On Wednesday, Ontario’s integrity commissioner and auditor general announced that they would both be launching separate investigations into the provincial government’s Greenbelt development plan.
In December 2022, Premier Doug Ford’s government finalized a plan that would remove 7,400 acres of land from the province’s protected Greenbelt to build 50,000 homes. While examining the plan, a team of journalists from the Toronto Star and The Narwhal discovered that eight of the 15 Greenbelt parcels selected for development had been purchased by developers after 2018, when Ford was elected. Opening the land to development made the parcels extremely valuable, leading some to believe that the Ford government had tipped off developers before the November 4 announcement.
On November 28, Mike Schreiner, Ontario’s Green party leader, sent a letter and an affidavit to J. David Wake, the province’s integrity commissioner in charge of enforcing ethical conduct among Ontario’s members of parliament. In the letter, Schreiner asked him to investigate whether Ford and Steve Clark, the province’s Minister of Municipal Affairs and Housing, had contravened the Members’ Integrity Act by providing insider information and engaged in a conflict of interest regarding the Greenbelt development.
When Wake asked Ford and Clark about the accusation, both denied it, claiming that “the selection of the affected lands was made by public servants who were subject to an enhanced confidentiality protocol and that the minister was briefed and accepted their proposal only a few days before he presented it to Cabinet.”
After assessing Schreiner’s request, Wake determined that there were insufficient grounds to investigate as the majority of supporting material were media articles, which don’t qualify as evidence in an inquiry.
On December 8, newly appointed Ontario NDP leader, Marit Stiles, provided an affidavit and “direct evidence” to convince Wake to launch an investigation into whether Clark had contravened the Members’ Integrity Act. Stiles did not ask Wake to investigate Ford.
A spokesperson for Clark responded to a request for comment in an email, stating the minister is confident that the integrity commissioner will find “there is no evidence that either the premier or the minister advanced their private interest through the recent changes to the Greenbelt.”

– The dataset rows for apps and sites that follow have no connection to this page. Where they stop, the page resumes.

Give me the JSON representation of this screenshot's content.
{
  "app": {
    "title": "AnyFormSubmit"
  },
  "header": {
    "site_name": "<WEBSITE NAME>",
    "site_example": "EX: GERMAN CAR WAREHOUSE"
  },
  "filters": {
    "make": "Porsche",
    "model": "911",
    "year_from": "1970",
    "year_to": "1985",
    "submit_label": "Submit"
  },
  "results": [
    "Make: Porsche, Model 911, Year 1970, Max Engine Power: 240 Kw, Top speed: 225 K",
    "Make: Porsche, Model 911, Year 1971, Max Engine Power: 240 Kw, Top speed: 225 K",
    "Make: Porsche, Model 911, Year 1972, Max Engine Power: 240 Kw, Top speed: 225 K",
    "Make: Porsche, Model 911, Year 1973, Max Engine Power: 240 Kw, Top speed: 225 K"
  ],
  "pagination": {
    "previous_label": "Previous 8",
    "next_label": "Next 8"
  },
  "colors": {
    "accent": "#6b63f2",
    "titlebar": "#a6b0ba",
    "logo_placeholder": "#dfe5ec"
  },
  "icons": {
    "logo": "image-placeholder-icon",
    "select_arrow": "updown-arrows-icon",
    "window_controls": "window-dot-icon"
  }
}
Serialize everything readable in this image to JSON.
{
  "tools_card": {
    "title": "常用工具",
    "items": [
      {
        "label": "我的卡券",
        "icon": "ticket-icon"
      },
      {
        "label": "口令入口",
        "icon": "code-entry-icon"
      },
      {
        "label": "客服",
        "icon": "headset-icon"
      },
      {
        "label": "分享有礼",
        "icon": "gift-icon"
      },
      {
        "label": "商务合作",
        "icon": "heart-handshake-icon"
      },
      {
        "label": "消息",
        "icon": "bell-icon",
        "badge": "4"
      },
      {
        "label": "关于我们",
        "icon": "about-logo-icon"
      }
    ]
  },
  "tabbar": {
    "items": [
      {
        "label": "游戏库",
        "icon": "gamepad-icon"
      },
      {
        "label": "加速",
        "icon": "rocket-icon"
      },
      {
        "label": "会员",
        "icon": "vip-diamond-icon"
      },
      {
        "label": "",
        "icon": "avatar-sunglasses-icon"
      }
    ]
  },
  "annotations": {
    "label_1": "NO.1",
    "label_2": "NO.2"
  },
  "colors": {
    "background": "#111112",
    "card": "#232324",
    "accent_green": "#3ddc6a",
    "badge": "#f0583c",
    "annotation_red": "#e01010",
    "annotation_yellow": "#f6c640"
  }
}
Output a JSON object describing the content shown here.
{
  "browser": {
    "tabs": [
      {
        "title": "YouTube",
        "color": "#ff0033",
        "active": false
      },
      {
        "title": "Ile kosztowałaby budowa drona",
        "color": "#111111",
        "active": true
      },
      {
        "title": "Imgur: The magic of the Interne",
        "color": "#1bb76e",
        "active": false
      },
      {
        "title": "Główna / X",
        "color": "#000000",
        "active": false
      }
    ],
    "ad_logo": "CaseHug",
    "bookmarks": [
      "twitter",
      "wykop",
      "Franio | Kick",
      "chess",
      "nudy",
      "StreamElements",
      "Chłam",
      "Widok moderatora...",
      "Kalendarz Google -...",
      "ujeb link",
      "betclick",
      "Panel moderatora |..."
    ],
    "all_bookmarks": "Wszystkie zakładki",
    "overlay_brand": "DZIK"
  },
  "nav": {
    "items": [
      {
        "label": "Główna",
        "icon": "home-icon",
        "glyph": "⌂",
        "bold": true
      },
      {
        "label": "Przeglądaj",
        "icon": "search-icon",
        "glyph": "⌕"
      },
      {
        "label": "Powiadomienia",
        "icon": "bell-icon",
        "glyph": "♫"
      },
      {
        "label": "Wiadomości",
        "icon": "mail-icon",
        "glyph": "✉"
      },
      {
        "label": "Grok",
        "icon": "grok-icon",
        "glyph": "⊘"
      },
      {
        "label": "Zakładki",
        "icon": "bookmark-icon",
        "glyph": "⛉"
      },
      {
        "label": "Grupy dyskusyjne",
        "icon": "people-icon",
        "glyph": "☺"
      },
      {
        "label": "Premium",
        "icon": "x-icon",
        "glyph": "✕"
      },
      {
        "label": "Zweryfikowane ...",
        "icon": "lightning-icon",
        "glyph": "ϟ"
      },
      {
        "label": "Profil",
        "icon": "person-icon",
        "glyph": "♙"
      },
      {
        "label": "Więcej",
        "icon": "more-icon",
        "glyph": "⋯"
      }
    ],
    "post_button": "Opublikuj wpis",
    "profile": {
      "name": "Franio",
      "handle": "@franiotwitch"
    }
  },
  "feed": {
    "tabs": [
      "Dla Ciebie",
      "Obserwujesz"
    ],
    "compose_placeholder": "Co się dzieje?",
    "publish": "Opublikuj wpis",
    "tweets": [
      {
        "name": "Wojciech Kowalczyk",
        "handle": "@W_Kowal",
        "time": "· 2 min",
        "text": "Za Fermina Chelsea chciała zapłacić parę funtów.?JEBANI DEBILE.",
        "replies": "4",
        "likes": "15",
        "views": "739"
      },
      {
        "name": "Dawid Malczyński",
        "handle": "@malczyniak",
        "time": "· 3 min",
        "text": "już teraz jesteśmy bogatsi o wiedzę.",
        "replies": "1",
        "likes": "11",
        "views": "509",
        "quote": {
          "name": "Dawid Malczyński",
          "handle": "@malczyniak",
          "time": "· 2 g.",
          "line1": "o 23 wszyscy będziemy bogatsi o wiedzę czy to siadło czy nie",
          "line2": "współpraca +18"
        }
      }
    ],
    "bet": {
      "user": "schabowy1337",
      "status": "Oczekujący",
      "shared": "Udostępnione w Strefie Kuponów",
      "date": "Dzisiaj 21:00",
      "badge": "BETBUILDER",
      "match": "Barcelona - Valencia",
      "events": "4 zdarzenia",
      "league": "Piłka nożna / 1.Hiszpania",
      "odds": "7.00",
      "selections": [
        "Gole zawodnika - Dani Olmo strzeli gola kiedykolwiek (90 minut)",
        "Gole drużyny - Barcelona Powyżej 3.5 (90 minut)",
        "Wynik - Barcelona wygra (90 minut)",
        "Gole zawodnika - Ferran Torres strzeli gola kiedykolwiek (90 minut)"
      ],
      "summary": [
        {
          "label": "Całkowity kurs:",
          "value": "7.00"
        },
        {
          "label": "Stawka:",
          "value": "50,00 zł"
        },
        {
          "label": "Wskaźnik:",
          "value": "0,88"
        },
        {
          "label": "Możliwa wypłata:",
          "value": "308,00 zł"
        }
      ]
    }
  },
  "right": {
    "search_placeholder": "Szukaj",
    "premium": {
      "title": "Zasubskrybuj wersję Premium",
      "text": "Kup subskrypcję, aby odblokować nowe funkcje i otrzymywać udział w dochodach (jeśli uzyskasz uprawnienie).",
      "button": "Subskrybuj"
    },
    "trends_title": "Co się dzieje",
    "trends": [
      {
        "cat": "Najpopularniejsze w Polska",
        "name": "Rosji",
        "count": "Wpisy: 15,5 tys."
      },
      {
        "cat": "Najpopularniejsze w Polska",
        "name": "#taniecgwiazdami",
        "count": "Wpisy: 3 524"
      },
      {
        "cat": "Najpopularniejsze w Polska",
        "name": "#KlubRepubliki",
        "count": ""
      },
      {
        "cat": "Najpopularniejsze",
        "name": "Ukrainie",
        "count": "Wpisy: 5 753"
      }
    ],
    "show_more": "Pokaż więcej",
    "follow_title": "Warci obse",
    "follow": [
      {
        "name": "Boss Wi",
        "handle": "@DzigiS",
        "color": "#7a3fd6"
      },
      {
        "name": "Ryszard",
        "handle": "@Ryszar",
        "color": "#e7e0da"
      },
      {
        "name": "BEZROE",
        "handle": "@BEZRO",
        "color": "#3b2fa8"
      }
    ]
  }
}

Stiles, Schreiner, and Ontario’s Liberal party leader, John Fraser, next wrote a joint letter to auditor general Bonnie Lysyk, who ensures public money is being spent responsibly, on January 11, asking her to conduct a “value-for-money audit and an assessment of the financial and environmental impacts of the government’s decision to remove land from the Greenbelt and repeal the Duffins Rouge Agricultural Preserve Act.”
In response, Lysyk wrote a letter back to the MPPs on January 18, saying: “I would like to confirm that my office will be conducting certain audit work on this issue commencing within the next few weeks.”
In a statement responding to the investigations, Schreiner said: “I am pleased that both the integrity commissioner and the auditor general have agreed to investigate Ford’s decision to break his often-repeated promise not to open up areas of protected Greenbelt land for development. There are serious unanswered questions about how certain Conservative-connected land speculators knew to buy the parcels in question—some of these transactions occurring mere months before the government’s announcement. This whole affair does not pass the smell test.”
Stiles responded with a similar statement: “I am relieved to see that this matter is being treated with the seriousness that it deserves and pleased to see this response from the integrity commissioner and the auditor general. Ontarians are owed answers about the Greenbelt, and I am confident that today is a step in the right direction to understanding what happened.”
On top of the integrity commissioner and the auditor general’s investigations, non-profit organizations Environmental Defence and Democracy Watch are pushing the Ontario Provincial Police’s (OPP) anti-rackets branch to investigate whether the government did provide insider information to developers about the Greenbelt, amounting to a criminal breach of trust by a public officer.
“Removal of thousands of acres of legally protected farmland, forests, and wetlands from the Greenbelt threatens us all. A government doing so in a manner shrouded in secrecy that appears to benefit a select group of property owners, including recent purchasers, needs to be thoroughly investigated by the OPP,” said Tim Gray, Environmental Defence’s executive director, in a statement.
The OPP has yet to confirm whether it will press charges.